What Is Probate?
Probate is the term for a legal process that verifies a will is valid and transfers assets out of the deceased person’s name into the name of the living.
Probate also occurs if the deceased dies without a will. In New York, when an individual dies without a will, the estate assets will be distributed under state “intestate succession” laws, as outlined in, EPTL 4-1.1, rather than according to the wishes of the deceased.
Who Can File A Probate Proceeding?
When there is a Will, the named executor is responsible for administering the estate and making sure the decedent’s final wishes, as stated in the Will, are carried out.

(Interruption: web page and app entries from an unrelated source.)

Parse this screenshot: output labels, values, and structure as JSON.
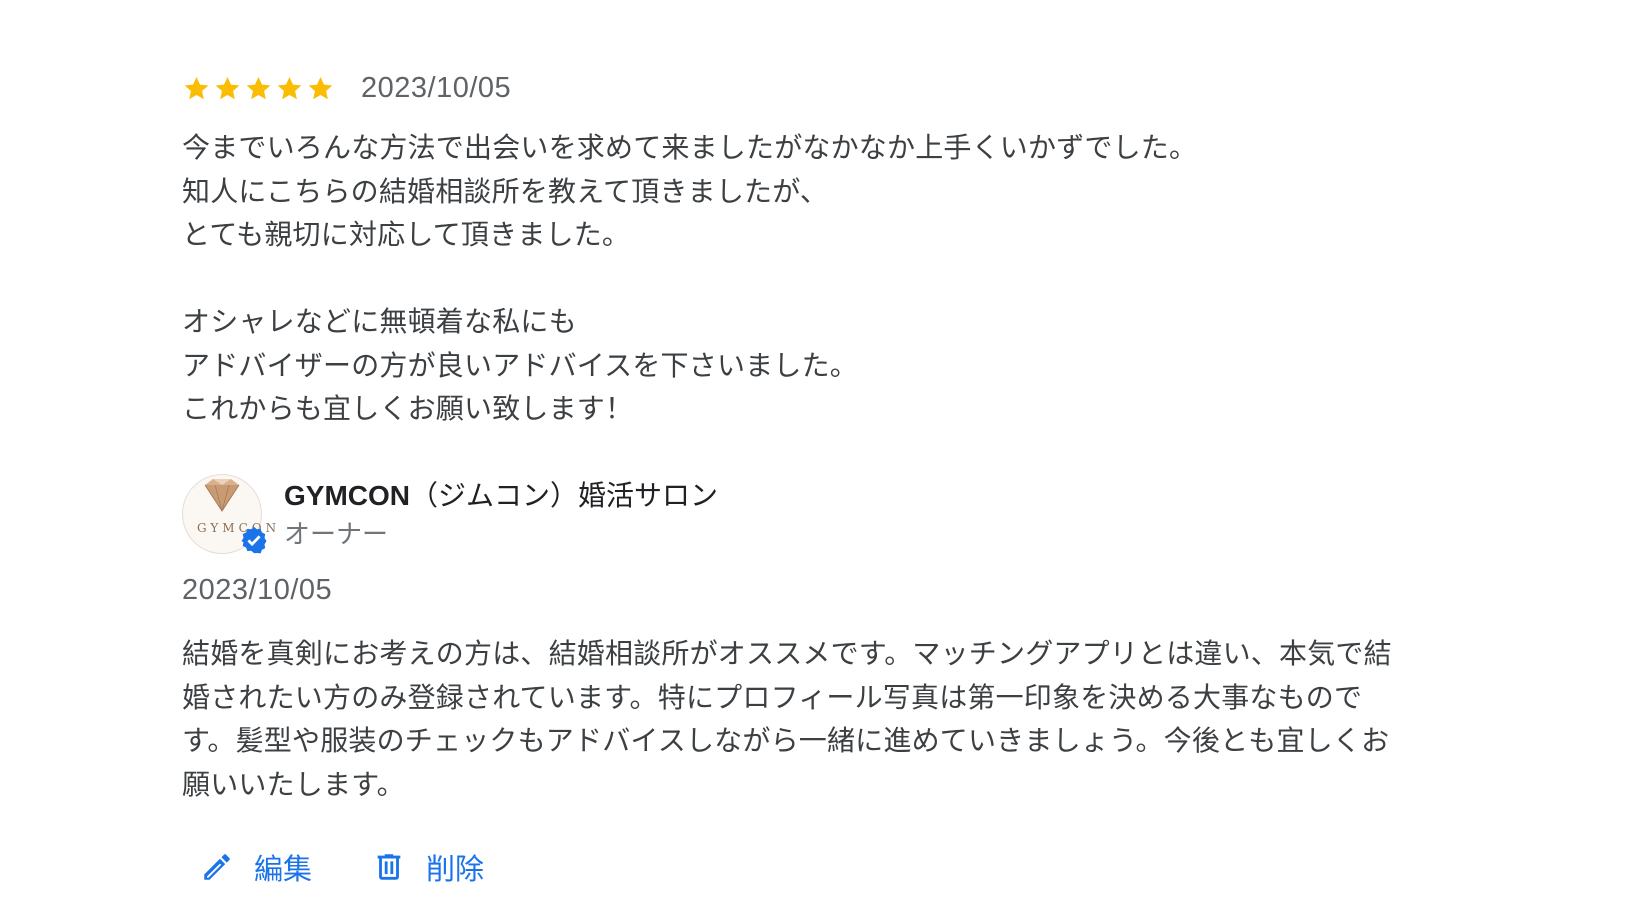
{
  "review": {
    "rating": 5,
    "rating_max": 5,
    "star_color": "#fbbc04",
    "date": "2023/10/05",
    "body_lines": [
      "今までいろんな方法で出会いを求めて来ましたがなかなか上手くいかずでした。",
      "知人にこちらの結婚相談所を教えて頂きましたが、",
      "とても親切に対応して頂きました。",
      "",
      "オシャレなどに無頓着な私にも",
      "アドバイザーの方が良いアドバイスを下さいました。",
      "これからも宜しくお願い致します！"
    ]
  },
  "owner_reply": {
    "name_latin": "GYMCON",
    "name_rest": "（ジムコン）婚活サロン",
    "role": "オーナー",
    "avatar_logo_text": "GYMCON",
    "avatar_icon": "diamond-logo-icon",
    "verified_icon": "verified-badge-icon",
    "verified_color": "#1a73e8",
    "date": "2023/10/05",
    "body_lines": [
      "結婚を真剣にお考えの方は、結婚相談所がオススメです。マッチングアプリとは違い、本気で結",
      "婚されたい方のみ登録されています。特にプロフィール写真は第一印象を決める大事なもので",
      "す。髪型や服装のチェックもアドバイスしながら一緒に進めていきましょう。今後とも宜しくお",
      "願いいたします。"
    ]
  },
  "actions": {
    "edit_label": "編集",
    "edit_icon": "pencil-icon",
    "delete_label": "削除",
    "delete_icon": "trash-icon",
    "accent_color": "#1a73e8"
  }
}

The executor must file for probate in the Surrogate’s Court in the county where the deceased had their primary residence.
If the deceased did not leave a Will, dying intestate, does not name an executor in their Will, or a named executor declines the appointment, the court will choose an administrator of estate. The administrator must then ensure the estate is settled according to New York intestacy laws.
Determining the Deceased’s Primary Residence
Probate proceedings must be filed in the Surrogate’s Court of the county where the deceased resided and considered their primary home address before they died. If the deceased had multiple residences, the one in which they intended to return is considered the primary residence.
If the deceased resided in a nursing facility prior to their death, the primary residence would be the one in which they lived before entering the facility, regardless of whether they still owned or rented the home at the time of their death.
When There Is A Will
A Last Will and Testament is a legal document that indicates how you would like your property allocated at the time of your death. It can also allow you to appoint a guardian for your children.
The deceased’s Will must be filed in Surrogate’s Court for probate before the instructions of the person who died, as detailed in the Will, can be carried out.
Condition of the Will
In many states, a will can be challenged if there appear to be additional staple holes in the document or no staples at all. This is because it begs the question of whether the will has had pages removed, added, or altered at any time since the moment it was executed. At best the court will often allow those who had possession or knowledge of the document to give an affidavit to the court as to why the staples were removed or missing. The same may hold true if the will is unstapled- an affidavit would need to be provided to the court that no pages were inserted and why the will remains “unstapled”.
When There Is No Will
When there is no will to name an executor, it’s said that they died intestate. When a person dies intestate, that person’s property is distributed according to New York law (EPTL 4-1.1).
What each living relative receives depends on their relationship to the deceased, also called the “Decedent”. When there is no will, the family members entitled to a share of the estate are called “distributees”. New York law provides the following:
The property of a decedent not disposed of by will shall be distributed as provided in this section. In computing said distribution, debts, administration expenses, and reasonable funeral expenses shall be deducted but all estate taxes shall be disregarded, except that nothing contained herein relieves a distributee from contributing to all such taxes the amounts apportioned against him or her under 2-1.8.
If there is no Will, generally, the “closest distributee” can file for administration or small estate. If the closest distributee does not want to administer the estate, they can sign a renunciation and waiver.
If you have questions regarding the New York probate process please contact our office at (914) 228-7448.